Can you describe SQL Server database restore principles for full backups, differential backups and transaction log backups and how I would need to perform the restores to get to a particular point in time?
This tip describes SQL Server database restore principles on a database that is using the FULL recovery model.
The diagram below will be used to explain the solution. It is a simple visual, but I find that in many cases it is an effective method to visualize and describe SQL Server database restores.
In the diagram, I have 3 typical types of SQL Server backups
- full database backup denoted by F"x"
- differential database backup denoted by D"x" and
- transaction log backup denoted by T"x".
The "x" represents an incrementing number that corresponds to a point-in-time when the specific backup type is taken. The character F, D and T denotes the type of backup taken. The point-in-time (P) denotes the point-in-time a backup is taken.
For example, F1 refers to a full database backup taken at a point-in-time P1. Some time later, another full backup F2 is taken at point-in-time P9. Similarly T1 refers to a transaction log backup taken at point-in-time P2 which happens after the full database backup F1, then a second transaction log backup T2 is taken. Subsequently a differential database backup D1 occurred at point-in-time P4 and so on.
Point-in-time P13 is a visual indicator for a committed transaction that has occurred, but a transaction log backup was not taken until point-in-time P14. This will be used in example 3 which will describe a technique to recover the database to point-in-time P13.

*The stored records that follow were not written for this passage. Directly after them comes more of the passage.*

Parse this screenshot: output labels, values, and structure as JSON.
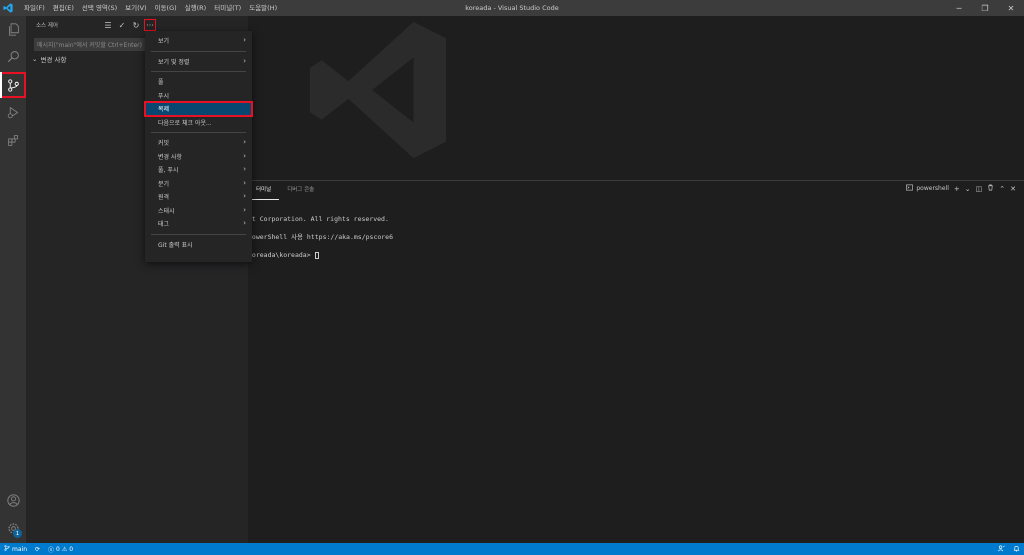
{
  "window": {
    "title": "koreada - Visual Studio Code",
    "menu": [
      "파일(F)",
      "편집(E)",
      "선택 영역(S)",
      "보기(V)",
      "이동(G)",
      "실행(R)",
      "터미널(T)",
      "도움말(H)"
    ],
    "controls": {
      "minimize": "─",
      "restore": "❐",
      "close": "✕"
    }
  },
  "activity_bar": {
    "items": [
      "files-icon",
      "search-icon",
      "source-control-icon",
      "run-debug-icon",
      "extensions-icon"
    ],
    "bottom": [
      "account-icon",
      "settings-gear-icon"
    ],
    "badge": "1"
  },
  "sidebar": {
    "title": "소스 제어",
    "actions": {
      "view_as_tree": "☰",
      "commit": "✓",
      "refresh": "↻",
      "more": "···"
    },
    "commit_placeholder": "메시지(\"main\"에서 커밋할 Ctrl+Enter)",
    "changes_label": "변경 사항"
  },
  "context_menu": {
    "groups": [
      [
        {
          "label": "보기",
          "submenu": true
        }
      ],
      [
        {
          "label": "보기 및 정렬",
          "submenu": true
        }
      ],
      [
        {
          "label": "풀",
          "submenu": false
        },
        {
          "label": "푸시",
          "submenu": false
        },
        {
          "label": "복제",
          "submenu": false
        },
        {
          "label": "다음으로 체크 아웃...",
          "submenu": false
        }
      ],
      [
        {
          "label": "커밋",
          "submenu": true
        },
        {
          "label": "변경 사항",
          "submenu": true
        },
        {
          "label": "풀, 푸시",
          "submenu": true
        },
        {
          "label": "분기",
          "submenu": true
        },
        {
          "label": "원격",
          "submenu": true
        },
        {
          "label": "스태시",
          "submenu": true
        },
        {
          "label": "태그",
          "submenu": true
        }
      ],
      [
        {
          "label": "Git 출력 표시",
          "submenu": false
        }
      ]
    ],
    "highlighted": "복제"
  },
  "panel": {
    "tabs": [
      "터미널",
      "디버그 콘솔"
    ],
    "active_tab": "터미널",
    "shell": "powershell",
    "tools": {
      "add": "+",
      "dropdown": "⌄",
      "split": "◫",
      "kill": "🗑",
      "maximize": "⌃",
      "close": "✕"
    },
    "terminal_lines": [
      "ft Corporation. All rights reserved.",
      "PowerShell 사용 https://aka.ms/pscore6",
      "koreada\\koreada> "
    ]
  },
  "statusbar": {
    "branch": "main",
    "sync": "⟳",
    "errors": "0",
    "warnings": "0"
  },
  "colors": {
    "accent": "#007acc",
    "highlight_outline": "#e81123",
    "menu_selection": "#094771"
  }
}
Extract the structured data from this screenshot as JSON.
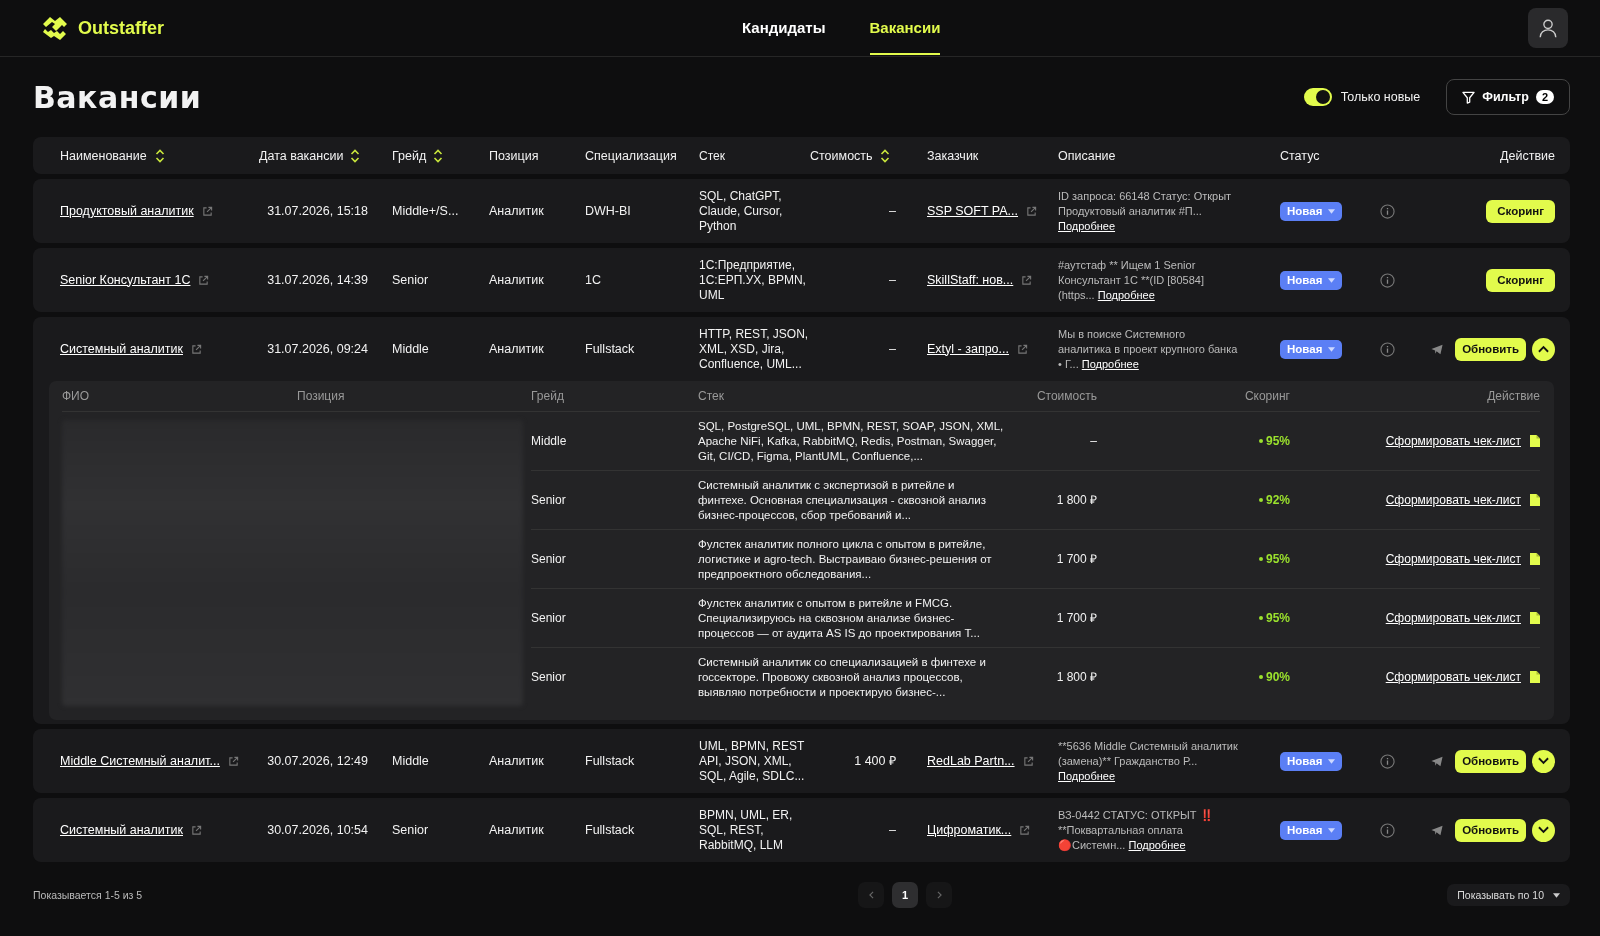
{
  "header": {
    "logo": "Outstaffer",
    "nav": [
      {
        "label": "Кандидаты",
        "selected": false
      },
      {
        "label": "Вакансии",
        "selected": true
      }
    ]
  },
  "page": {
    "title": "Вакансии",
    "toggle": {
      "label": "Только новые",
      "on": true
    },
    "filter": {
      "label": "Фильтр",
      "count": "2"
    }
  },
  "table": {
    "columns": [
      {
        "label": "Наименование",
        "sortable": true
      },
      {
        "label": "Дата вакансии",
        "sortable": true
      },
      {
        "label": "Грейд",
        "sortable": true
      },
      {
        "label": "Позиция",
        "sortable": false
      },
      {
        "label": "Специализация",
        "sortable": false
      },
      {
        "label": "Стек",
        "sortable": false
      },
      {
        "label": "Стоимость",
        "sortable": true
      },
      {
        "label": "Заказчик",
        "sortable": false
      },
      {
        "label": "Описание",
        "sortable": false
      },
      {
        "label": "Статус",
        "sortable": false
      },
      {
        "label": "Действие",
        "sortable": false
      }
    ],
    "rows": [
      {
        "name": "Продуктовый аналитик",
        "date": "31.07.2026, 15:18",
        "grade": "Middle+/S...",
        "position": "Аналитик",
        "specialization": "DWH-BI",
        "stack": "SQL, ChatGPT, Claude, Cursor, Python",
        "cost": "–",
        "customer": "SSP SOFT PA...",
        "description": "ID запроса: 66148 Статус: Открыт Продуктовый аналитик #П...",
        "more": "Подробнее",
        "status": "Новая",
        "kind": "scoring",
        "action": "Скоринг"
      },
      {
        "name": "Senior Консультант 1С",
        "date": "31.07.2026, 14:39",
        "grade": "Senior",
        "position": "Аналитик",
        "specialization": "1C",
        "stack": "1С:Предприятие, 1С:ЕРП.УХ, BPMN, UML",
        "cost": "–",
        "customer": "SkillStaff: нов...",
        "description": "#аутстаф ** Ищем 1 Senior Консультант 1С **(ID [80584] (https...",
        "more": "Подробнее",
        "status": "Новая",
        "kind": "scoring",
        "action": "Скоринг"
      },
      {
        "name": "Системный аналитик",
        "date": "31.07.2026, 09:24",
        "grade": "Middle",
        "position": "Аналитик",
        "specialization": "Fullstack",
        "stack": "HTTP, REST, JSON, XML, XSD, Jira, Confluence, UML...",
        "cost": "–",
        "customer": "Extyl - запро...",
        "description": "Мы в поиске Системного аналитика в проект крупного банка • Г...",
        "more": "Подробнее",
        "status": "Новая",
        "kind": "update",
        "action": "Обновить",
        "expanded": true,
        "candidates": {
          "columns": [
            "ФИО",
            "Позиция",
            "Грейд",
            "Стек",
            "Стоимость",
            "Скоринг",
            "Действие"
          ],
          "rows": [
            {
              "grade": "Middle",
              "stack": "SQL, PostgreSQL, UML, BPMN, REST, SOAP, JSON, XML, Apache NiFi, Kafka, RabbitMQ, Redis, Postman, Swagger, Git, CI/CD, Figma, PlantUML, Confluence,...",
              "cost": "–",
              "score": "95%",
              "action": "Сформировать чек-лист"
            },
            {
              "grade": "Senior",
              "stack": "Системный аналитик с экспертизой в ритейле и финтехе. Основная специализация - сквозной анализ бизнес-процессов, сбор требований и...",
              "cost": "1 800 ₽",
              "score": "92%",
              "action": "Сформировать чек-лист"
            },
            {
              "grade": "Senior",
              "stack": "Фулстек аналитик полного цикла с опытом в ритейле, логистике и agro-tech. Выстраиваю бизнес-решения от предпроектного обследования...",
              "cost": "1 700 ₽",
              "score": "95%",
              "action": "Сформировать чек-лист"
            },
            {
              "grade": "Senior",
              "stack": "Фулстек аналитик с опытом в ритейле и FMCG. Специализируюсь на сквозном анализе бизнес-процессов — от аудита AS IS до проектирования T...",
              "cost": "1 700 ₽",
              "score": "95%",
              "action": "Сформировать чек-лист"
            },
            {
              "grade": "Senior",
              "stack": "Системный аналитик со специализацией в финтехе и госсекторе. Провожу сквозной анализ процессов, выявляю потребности и проектирую бизнес-...",
              "cost": "1 800 ₽",
              "score": "90%",
              "action": "Сформировать чек-лист"
            }
          ]
        }
      },
      {
        "name": "Middle Системный аналит...",
        "date": "30.07.2026, 12:49",
        "grade": "Middle",
        "position": "Аналитик",
        "specialization": "Fullstack",
        "stack": "UML, BPMN, REST API, JSON, XML, SQL, Agile, SDLC...",
        "cost": "1 400 ₽",
        "customer": "RedLab Partn...",
        "description": "**5636 Middle Системный аналитик (замена)** Гражданство Р...",
        "more": "Подробнее",
        "status": "Новая",
        "kind": "update",
        "action": "Обновить",
        "expanded": false
      },
      {
        "name": "Системный аналитик",
        "date": "30.07.2026, 10:54",
        "grade": "Senior",
        "position": "Аналитик",
        "specialization": "Fullstack",
        "stack": "BPMN, UML, ER, SQL, REST, RabbitMQ, LLM",
        "cost": "–",
        "customer": "Цифроматик...",
        "description": "ВЗ-0442 СТАТУС: ОТКРЫТ ‼️ **Поквартальная оплата 🔴Системн...",
        "more": "Подробнее",
        "status": "Новая",
        "kind": "update",
        "action": "Обновить",
        "expanded": false
      }
    ]
  },
  "footer": {
    "summary": "Показывается 1-5 из 5",
    "pages": [
      {
        "label": "1",
        "selected": true
      }
    ],
    "page_size": "Показывать по 10"
  }
}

Below are 3 examples of common database restore scenarios to learn the SQL Server restore behavior.
Example 1 - restore to point in time P8
Recovery path options to restore the database backup to point-in-time P8
In this example, the fastest database recovery path to point-in-time P8 would be Option 1.
Differential backups are cumulative (this means that any differential backup after the last full backup contains all of the changes) and therefore only one can be restored after the base full backup has been restored. Hence, option F1 > D1 > D2 > T5 is not required nor supported.
Example 2 - restore to point in time P10
Recovery path options to restore a database backup to point-in-time P10
The fastest database recovery path to point-in-time P10 would be Option 1.
For whatever reason, if full database backup F2 is missing, it is still possible to restore from full backup F1, with a combination of differential and transaction log backups to get to P10. A database full backup does not break the transaction log backup chain, which means transactions logs can be restored for earlier full backups that have occurred.
One of the top reasons to have full database backup F2 available is for the Recovery Time Objective (RTO). This demo only contains a few transaction log backups, but we could expect hundreds of transaction log backup for a production database. Applying a large number of transaction log restores is very time consuming and can have a major impact on your system RTO.
Example 3 - restore to point in time P13
Assume a situation where you need to restore transactions to point-in-time P13, but your transaction log backup is only taken at point-in-time P14.
In real-life, a DBA is unlikely given an exact recovery point-in-time. Imagine a bug in code that updates a whole table without a WHERE clause and the DBA is told to restore the database to right before the update.
It is important to note that SQL Server does not provide the ability to restore to any point-in-time by restoring from a full or differential backup. The only way to do this is to use the transaction log backup and to specify the STOPAT clause. Only transaction log backups allow recovery to any point-in-time.
So, the RESTORE technique here is to utilize an UNDO file, so you can restore the database in STANDYBY mode and specify the STOPAT clause. The trick is knowing that you can execute a RESTORE from the same transaction log over and over again until you get to the correct point.
Also to prove Example 2 by not using full database backup F2, I will use the following restore path F1 > D2 > T5 > T6 > T7 > T8 as evidence that another full database backup does not break the transaction log backup chain.
You can specify to use an UNDO file in the middle of a RESTORE sequence. In my case, the UNDO file is specified when restoring from transaction log T7.
Once the database is restored to point-in-time P11 at transaction log T7, the DBA can peek inside the table to confirm the required data exists. As expected, we can see record "T7 - Log backup" in the table.
Now you can continue to restore transaction log T8 utilizing the same UNDO file. The DBA can perform the same transaction log restore repeatedly until they arrive at the required point-in-time by incrementing the time specified in the STOPAT clause.
In the restore operation below, the STOPAT time is specified at 1 second after point-in-time P11.
Since I know there is a record inserted every 5 seconds, I will increase the STOPAT interval by a few seconds when restoring from transaction log T8. When incrementing the STOPAT time, we will encounter point-in-time P12 along the way.
In our case, we wanted to get to point-in-time P13 which contains record "Restore to here". Once this record is reached, we can set the database to RECOVERY and we have achieved our restore to point-in-time P13.
Now that we have the records we want, we can use the RESTORE WITH RECOVERY command which will end the restore sequence and make the database available for read-write activity. By ending the restore sequence this means no further transaction logs can be restored.
Database setup script
To test this out on your system, use this script below to create the test database for this tip demo.
Once the test database is created, below are the complete scripts to simulate each point-in-time described above.